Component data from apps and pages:
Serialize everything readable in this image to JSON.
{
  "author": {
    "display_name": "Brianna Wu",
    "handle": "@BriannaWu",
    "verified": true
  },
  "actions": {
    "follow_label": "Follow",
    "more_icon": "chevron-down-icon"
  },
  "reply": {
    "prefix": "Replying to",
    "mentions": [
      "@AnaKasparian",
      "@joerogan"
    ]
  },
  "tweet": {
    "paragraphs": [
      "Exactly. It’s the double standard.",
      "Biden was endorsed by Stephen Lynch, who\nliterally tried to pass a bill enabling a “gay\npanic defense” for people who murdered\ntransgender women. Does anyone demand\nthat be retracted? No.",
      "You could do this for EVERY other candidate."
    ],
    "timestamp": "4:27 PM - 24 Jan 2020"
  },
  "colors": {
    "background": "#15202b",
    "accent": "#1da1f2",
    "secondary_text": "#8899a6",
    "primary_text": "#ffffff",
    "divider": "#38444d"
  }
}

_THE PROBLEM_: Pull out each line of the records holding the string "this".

_THE COMPLETED TASK_:
Serialize everything readable in this image to JSON.
      "You could do this for EVERY other candidate."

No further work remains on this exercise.